Looking to join a Civil War re-enactment group? Expect to spend at least $1,300 for a uniform, a musket and other items that a new recruit would need.
But that cost rises for higher quality clothing, and it doesn't even include the cost for camping gear.
Though the cost for a basic enlisted man's uniform, a musket with a bayonet and other needed bits of re-created history may seem pricey, compared to the cost to take up other hobbies, it isn't that bad.
"It's not an inexpensive hobby, but if you're comparing it to buying a modern-day camper for a family and all you'd need to go camping, it's not that far off," said Janet Palese, owner of Gettysburg Sutler.
To arms: The majority of that $1,300 is for a musket, the least expensive of which is a reproduction of the Enfield 1853 rifle-musket, used by both the North and South during the Civil War.
According to Gettysburg's The Regimental Quartermaster website, that gun costs $745. A reproduction of a Sharps "Berdan" Rifle, which is at the high end of the scale, would set a would-be re-enactor back $1,325.
Luckily for those thinking about taking up the re-enacting, some units, like the 45th Pennsylvania Regiment Company K, lend out rifles, said Mike Wolgemuth, the company's first lieutenant.
As an officer, Wolgemuth doesn't carry his rifle anymore and lets new recruits in need of a rifle use his during re-enactments.
The company also lends out needed
gear and uniforms to those interested in trying out the hobby before they take the financial leap, he said.
"We try to lend it to people for their first time to see if they like it," said Wolgemuth, a Hellam Township resident who has been re-enacting for nearly 20 years. "It's not everyone's cup of tea."
Keeping it real: Potential re-enactors can save some money by purchasing a starter kit, which includes a hat, pants, shirt and jacket.
"It all depends on what you want," said Erin Ratliff, an associate in the mail-order department for Regimental Quartermaster.
For a basic recruit package, the uniforms start at $239.50, he said.
The uniforms in that package are more authentic and handmade by the company's seamstresses, Ratliff said.
Some customers care very much about authenticity, and others aren't as concerned, he said.
"It all depends how far into it they want to go," Ratliff said.
But sometimes used is best. Zach Bleacher, first sergeant of Company K, said some re-enactors getting out of the hobby sell their gear, which means huge savings.
As in a real military unit, re-enactors start out as grunts when they join a regiment and can be promoted to an officer position, so a private's uniform is all that's needed to start out, he said.
Like most other products, better quality costs more, as do officers' uniforms.
"It all depends in what you're looking for and how authentic you want to be," Bleacher said.
Buyers beware: Buyers should be leery of some uniforms and equipment, especially those made in places like Pakistan and China, Palese said.
While the lower cost may be attractive, buyers have been known to have problems returning products to sellers, she said.
The best bet, Bleacher said, is to purchase items that are handmade with an eye on the details.

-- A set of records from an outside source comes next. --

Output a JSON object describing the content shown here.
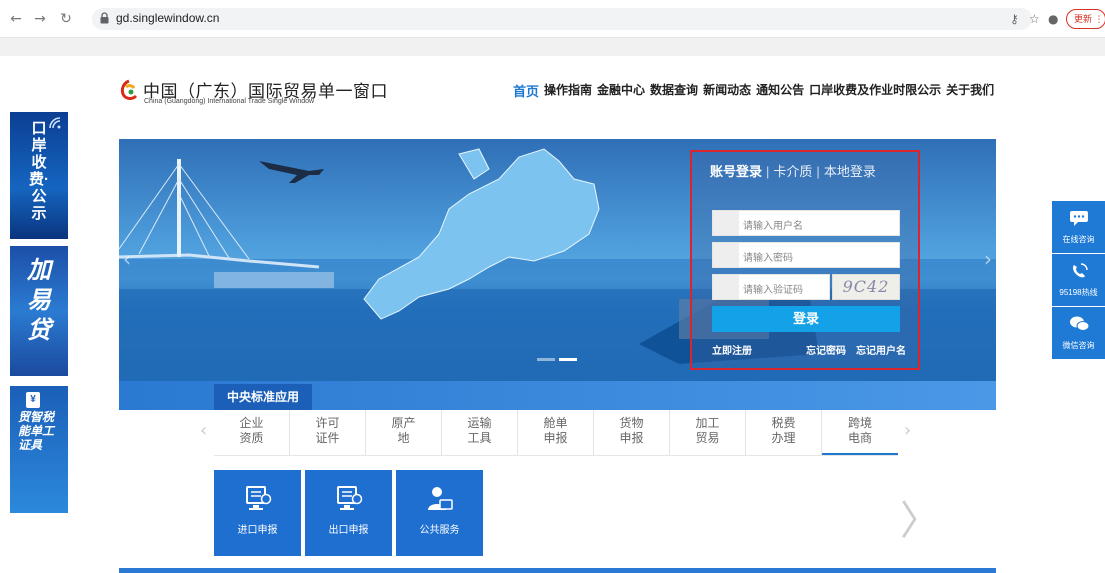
{
  "browser": {
    "url": "gd.singlewindow.cn",
    "update_label": "更新"
  },
  "header": {
    "logo_cn": "中国（广东）国际贸易单一窗口",
    "logo_en": "China (Guangdong) International Trade Single Window",
    "nav": [
      "首页",
      "操作指南",
      "金融中心",
      "数据查询",
      "新闻动态",
      "通知公告",
      "口岸收费及作业时限公示",
      "关于我们"
    ]
  },
  "left_ads": {
    "ad1": "口岸收费·公示",
    "ad2": "加易贷",
    "ad3": "贸智税能单工证具"
  },
  "login": {
    "tab_account": "账号登录",
    "tab_card": "卡介质",
    "tab_local": "本地登录",
    "username_placeholder": "请输入用户名",
    "password_placeholder": "请输入密码",
    "captcha_placeholder": "请输入验证码",
    "captcha_text": "9C42",
    "submit": "登录",
    "register": "立即注册",
    "forgot_password": "忘记密码",
    "forgot_username": "忘记用户名"
  },
  "right_service": {
    "online": "在线咨询",
    "hotline": "95198热线",
    "wechat": "微信咨询"
  },
  "apps": {
    "section_title": "中央标准应用",
    "categories": [
      {
        "l1": "企业",
        "l2": "资质"
      },
      {
        "l1": "许可",
        "l2": "证件"
      },
      {
        "l1": "原产",
        "l2": "地"
      },
      {
        "l1": "运输",
        "l2": "工具"
      },
      {
        "l1": "舱单",
        "l2": "申报"
      },
      {
        "l1": "货物",
        "l2": "申报"
      },
      {
        "l1": "加工",
        "l2": "贸易"
      },
      {
        "l1": "税费",
        "l2": "办理"
      },
      {
        "l1": "跨境",
        "l2": "电商"
      }
    ],
    "tiles": [
      "进口申报",
      "出口申报",
      "公共服务"
    ]
  },
  "colors": {
    "brand_blue": "#1e78d2",
    "login_border": "#d9262e",
    "login_button": "#13a1e7"
  }
}
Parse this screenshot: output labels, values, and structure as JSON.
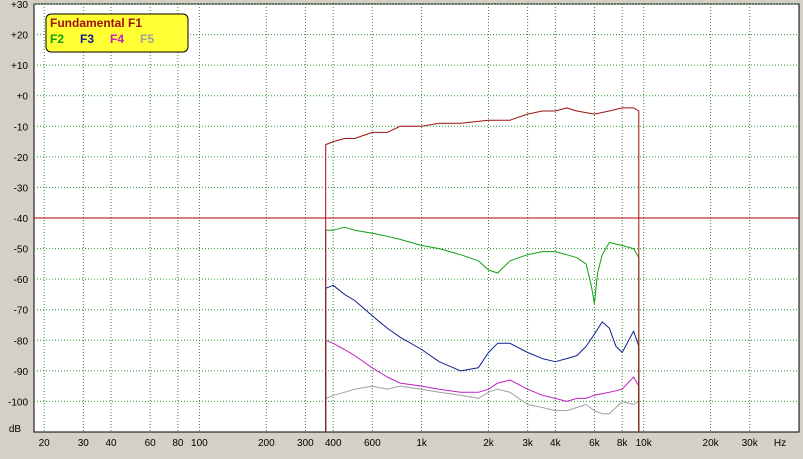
{
  "chart_data": {
    "type": "line",
    "xlabel": "Hz",
    "ylabel": "dB",
    "x_scale": "log",
    "xlim": [
      18,
      50000
    ],
    "ylim": [
      -110,
      30
    ],
    "x_ticks": [
      20,
      30,
      40,
      60,
      80,
      100,
      200,
      300,
      400,
      600,
      1000,
      2000,
      3000,
      4000,
      6000,
      8000,
      10000,
      20000,
      30000
    ],
    "x_tick_labels": [
      "20",
      "30",
      "40",
      "60",
      "80",
      "100",
      "200",
      "300",
      "400",
      "600",
      "1k",
      "2k",
      "3k",
      "4k",
      "6k",
      "8k",
      "10k",
      "20k",
      "30k"
    ],
    "y_ticks": [
      30,
      20,
      10,
      0,
      -10,
      -20,
      -30,
      -40,
      -50,
      -60,
      -70,
      -80,
      -90,
      -100
    ],
    "y_tick_labels": [
      "+30",
      "+20",
      "+10",
      "+0",
      "-10",
      "-20",
      "-30",
      "-40",
      "-50",
      "-60",
      "-70",
      "-80",
      "-90",
      "-100"
    ],
    "grid": true,
    "reference_line": {
      "y": -40,
      "color": "#b00000"
    },
    "legend": {
      "placement": "top-left",
      "title": "Fundamental F1",
      "items": [
        "F2",
        "F3",
        "F4",
        "F5"
      ]
    },
    "series": [
      {
        "name": "F1",
        "color": "#a01010",
        "x": [
          370,
          400,
          450,
          500,
          600,
          700,
          800,
          1000,
          1200,
          1500,
          2000,
          2500,
          3000,
          3500,
          4000,
          4500,
          5000,
          6000,
          7000,
          8000,
          9000,
          9500
        ],
        "y": [
          -16,
          -15,
          -14,
          -14,
          -12,
          -12,
          -10,
          -10,
          -9,
          -9,
          -8,
          -8,
          -6,
          -5,
          -5,
          -4,
          -5,
          -6,
          -5,
          -4,
          -4,
          -5
        ]
      },
      {
        "name": "F2",
        "color": "#10a010",
        "x": [
          370,
          400,
          450,
          500,
          600,
          700,
          800,
          1000,
          1200,
          1500,
          1800,
          2000,
          2200,
          2500,
          3000,
          3500,
          4000,
          4500,
          5000,
          5500,
          5800,
          6000,
          6200,
          6500,
          7000,
          8000,
          9000,
          9500
        ],
        "y": [
          -44,
          -44,
          -43,
          -44,
          -45,
          -46,
          -47,
          -49,
          -50,
          -52,
          -54,
          -57,
          -58,
          -54,
          -52,
          -51,
          -51,
          -52,
          -53,
          -55,
          -62,
          -68,
          -58,
          -52,
          -48,
          -49,
          -50,
          -53
        ]
      },
      {
        "name": "F3",
        "color": "#102090",
        "x": [
          370,
          400,
          450,
          500,
          600,
          700,
          800,
          1000,
          1200,
          1500,
          1800,
          2000,
          2200,
          2500,
          3000,
          3500,
          4000,
          4500,
          5000,
          5500,
          6000,
          6500,
          7000,
          7500,
          8000,
          9000,
          9500
        ],
        "y": [
          -63,
          -62,
          -65,
          -67,
          -72,
          -76,
          -79,
          -83,
          -87,
          -90,
          -89,
          -84,
          -81,
          -81,
          -84,
          -86,
          -87,
          -86,
          -85,
          -82,
          -78,
          -74,
          -76,
          -82,
          -84,
          -77,
          -82
        ]
      },
      {
        "name": "F4",
        "color": "#c020c0",
        "x": [
          370,
          400,
          450,
          500,
          600,
          700,
          800,
          1000,
          1200,
          1500,
          1800,
          2000,
          2200,
          2500,
          3000,
          3500,
          4000,
          4500,
          5000,
          5500,
          6000,
          7000,
          8000,
          9000,
          9500
        ],
        "y": [
          -80,
          -81,
          -83,
          -85,
          -89,
          -92,
          -94,
          -95,
          -96,
          -97,
          -97,
          -96,
          -94,
          -93,
          -96,
          -98,
          -99,
          -100,
          -99,
          -99,
          -98,
          -97,
          -96,
          -92,
          -95
        ]
      },
      {
        "name": "F5",
        "color": "#a0a0a0",
        "x": [
          370,
          400,
          450,
          500,
          600,
          700,
          800,
          1000,
          1200,
          1500,
          1800,
          2000,
          2200,
          2500,
          3000,
          3500,
          4000,
          4500,
          5000,
          5500,
          6000,
          6500,
          7000,
          7500,
          8000,
          9000,
          9500
        ],
        "y": [
          -99,
          -98,
          -97,
          -96,
          -95,
          -96,
          -95,
          -96,
          -97,
          -98,
          -99,
          -97,
          -96,
          -97,
          -101,
          -102,
          -103,
          -103,
          -102,
          -101,
          -103,
          -104,
          -104,
          -102,
          -100,
          -101,
          -100
        ]
      }
    ]
  }
}
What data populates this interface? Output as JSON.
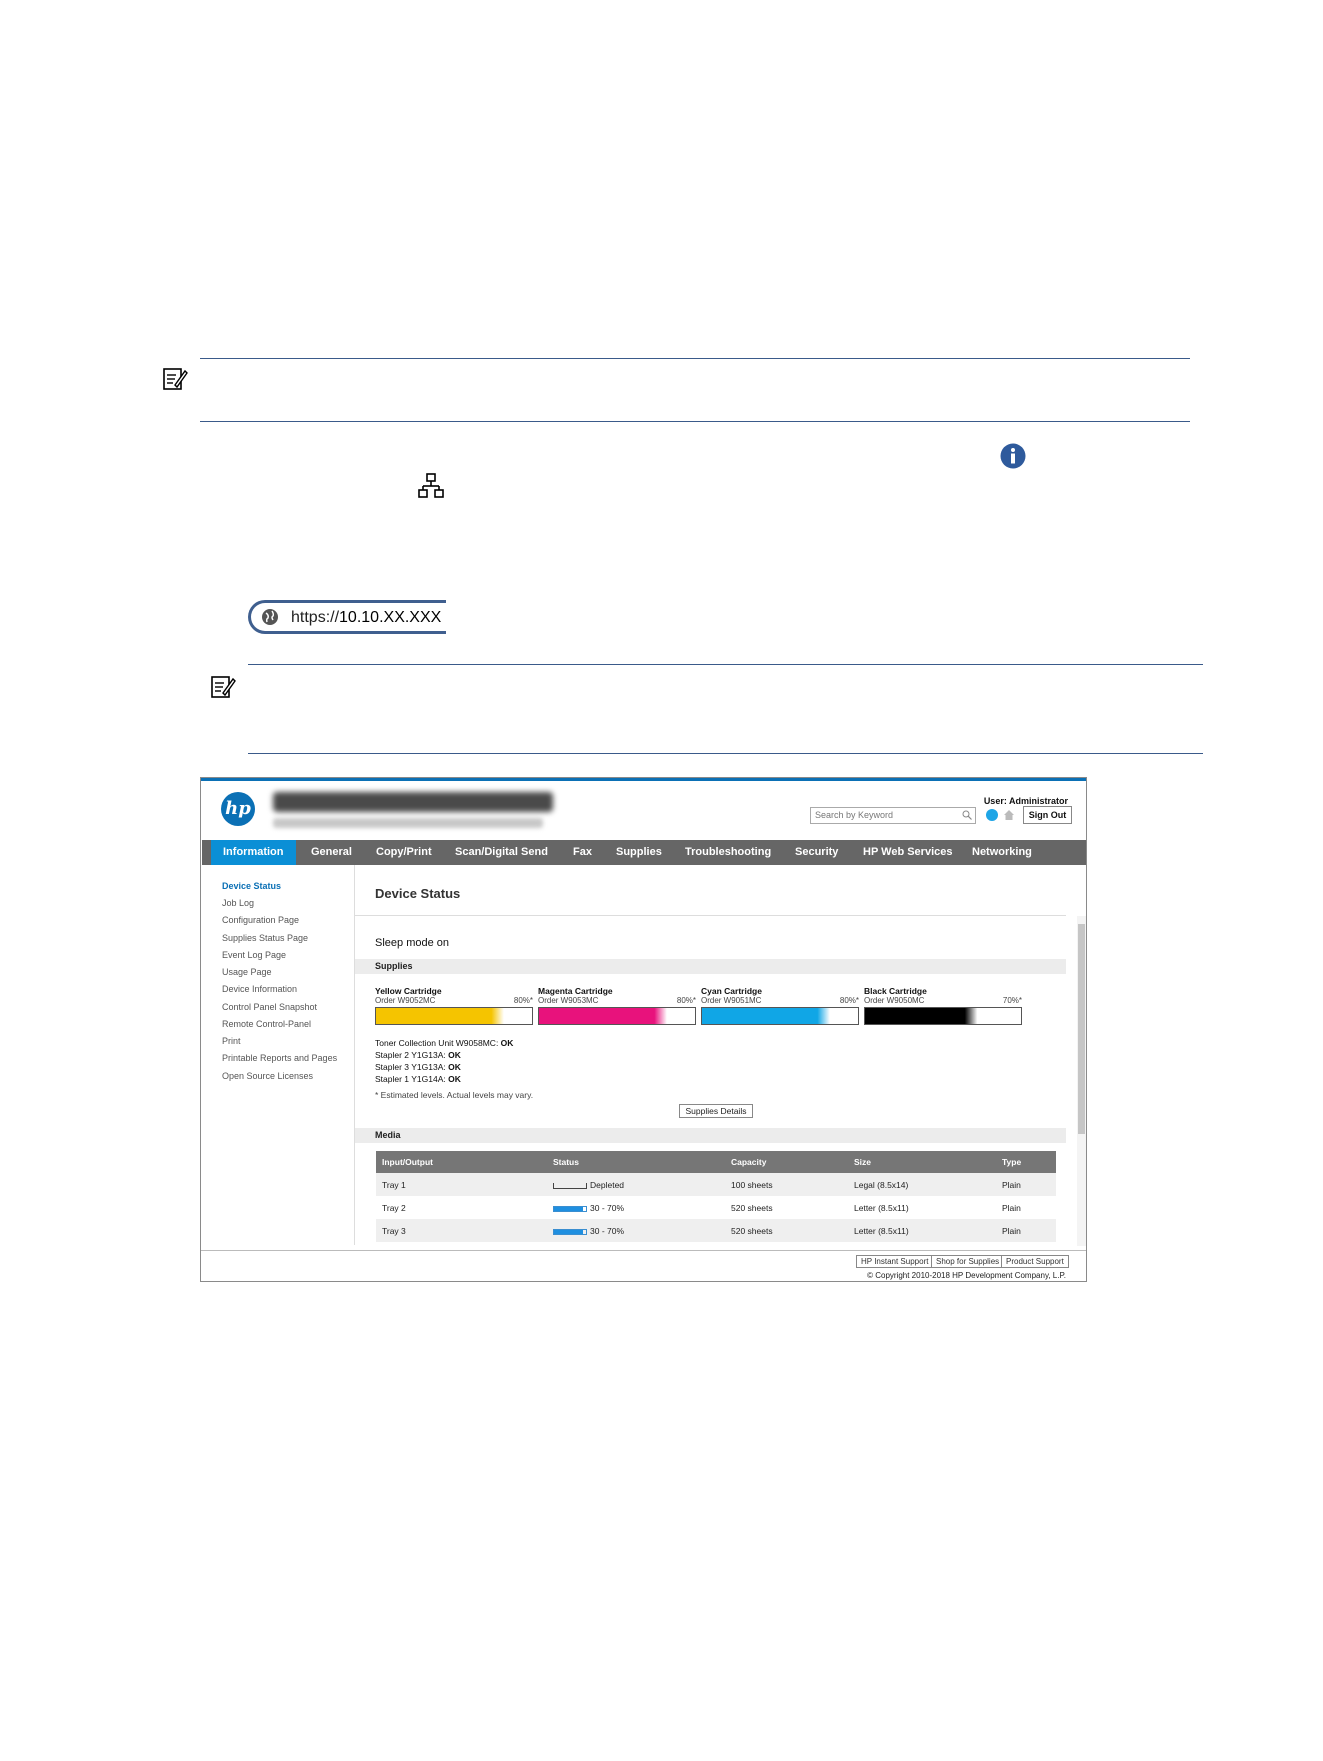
{
  "url_bar": {
    "prefix": "https://",
    "address": "10.10.XX.XXX"
  },
  "ews": {
    "logo_text": "hp",
    "user_label": "User: Administrator",
    "search_placeholder": "Search by Keyword",
    "signout_label": "Sign Out",
    "nav": [
      "Information",
      "General",
      "Copy/Print",
      "Scan/Digital Send",
      "Fax",
      "Supplies",
      "Troubleshooting",
      "Security",
      "HP Web Services",
      "Networking"
    ],
    "sidebar": [
      "Device Status",
      "Job Log",
      "Configuration Page",
      "Supplies Status Page",
      "Event Log Page",
      "Usage Page",
      "Device Information",
      "Control Panel Snapshot",
      "Remote Control-Panel",
      "Print",
      "Printable Reports and Pages",
      "Open Source Licenses"
    ],
    "page_title": "Device Status",
    "sleep_text": "Sleep mode on",
    "supplies_label": "Supplies",
    "cartridges": [
      {
        "name": "Yellow Cartridge",
        "order": "Order W9052MC",
        "pct": "80%*",
        "level": 0.8,
        "color": "#f5c400"
      },
      {
        "name": "Magenta Cartridge",
        "order": "Order W9053MC",
        "pct": "80%*",
        "level": 0.8,
        "color": "#e8127c"
      },
      {
        "name": "Cyan Cartridge",
        "order": "Order W9051MC",
        "pct": "80%*",
        "level": 0.8,
        "color": "#10a6e6"
      },
      {
        "name": "Black Cartridge",
        "order": "Order W9050MC",
        "pct": "70%*",
        "level": 0.7,
        "color": "#000000"
      }
    ],
    "statuses": [
      {
        "label": "Toner Collection Unit W9058MC: ",
        "value": "OK"
      },
      {
        "label": "Stapler 2 Y1G13A: ",
        "value": "OK"
      },
      {
        "label": "Stapler 3 Y1G13A: ",
        "value": "OK"
      },
      {
        "label": "Stapler 1 Y1G14A: ",
        "value": "OK"
      }
    ],
    "estimate_note": "* Estimated levels. Actual levels may vary.",
    "supplies_details_label": "Supplies Details",
    "media_label": "Media",
    "media_headers": [
      "Input/Output",
      "Status",
      "Capacity",
      "Size",
      "Type"
    ],
    "media_rows": [
      {
        "io": "Tray 1",
        "status": "Depleted",
        "level": 0,
        "capacity": "100 sheets",
        "size": "Legal (8.5x14)",
        "type": "Plain"
      },
      {
        "io": "Tray 2",
        "status": "30 - 70%",
        "level": 0.9,
        "capacity": "520 sheets",
        "size": "Letter (8.5x11)",
        "type": "Plain"
      },
      {
        "io": "Tray 3",
        "status": "30 - 70%",
        "level": 0.9,
        "capacity": "520 sheets",
        "size": "Letter (8.5x11)",
        "type": "Plain"
      }
    ],
    "footer_buttons": [
      "HP Instant Support",
      "Shop for Supplies",
      "Product Support"
    ],
    "copyright": "© Copyright 2010-2018 HP Development Company, L.P."
  }
}
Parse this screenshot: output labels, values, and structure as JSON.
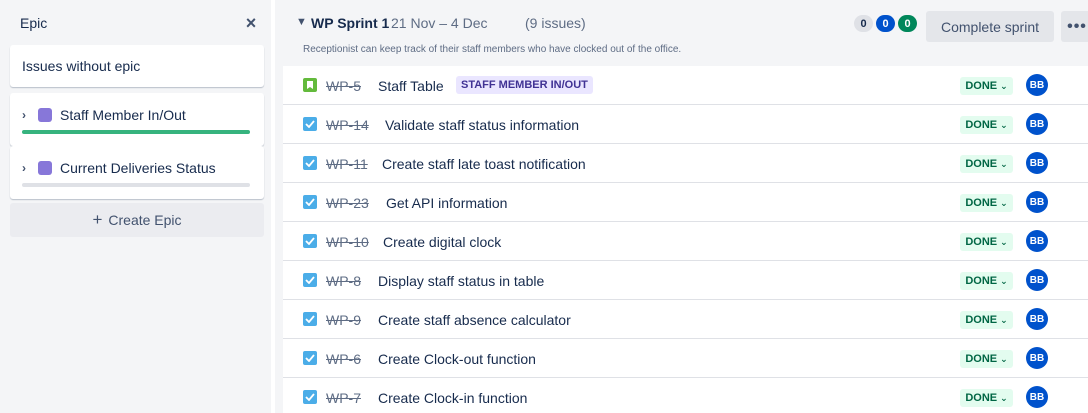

The Gettysburg Sutler sells such items, and its employees do research to make sure what they sell is true to the period, Palese said.
Some re-enactors, who are dubbed "stitch counters," count stitches to make sure that the correct number of stitches were used, for example, to sew a button to a jacket, Palese said.
Others keep a keen eye on the weave and dye pattern of clothing to make sure both are correct to the unit they are portraying, Bleacher said.
But, for the most part, re-enactors live by a five-to-six rule, Palese said.
"If at five to six feet it looks correct, we go with it," she said.
The average person won't notice if a re-enactor's uniform isn't truly authentic, Palese said, adding that modern innovations, such as nylon, are woven into some wool clothing. That prolongs the life of an article of clothing.
Under the stars: Re-enactors get into the hobby out of a love of history and a desire to teach others about what it was like to live during and fight in the war between the states.
But some are hardcore, Wolgemuth said. While most re-enactors take comfort in sleeping in a tent during encampments, others opt to sleep under the stars as most soldiers did during the war.
The details of an encampment go even further than not using a tent. Some re-enactors use beeswax candles, like ones used in the 1860s. But that will set a re-enactor back between $3 to $5 per candle.
A cheaper alternative is to use candles that are period correct, minus the beeswax, for about 50 cents each, Palese said.
"It's supposed to be fun. The average person can't tell the difference," Wolgemuth said. "If we were really true to the time, we would all have dysentery. We would all be covered in lice."
-- Reach Greg Gross at firstname.lastname@example.org. Staff reporter Candy Woodall contributed to this report.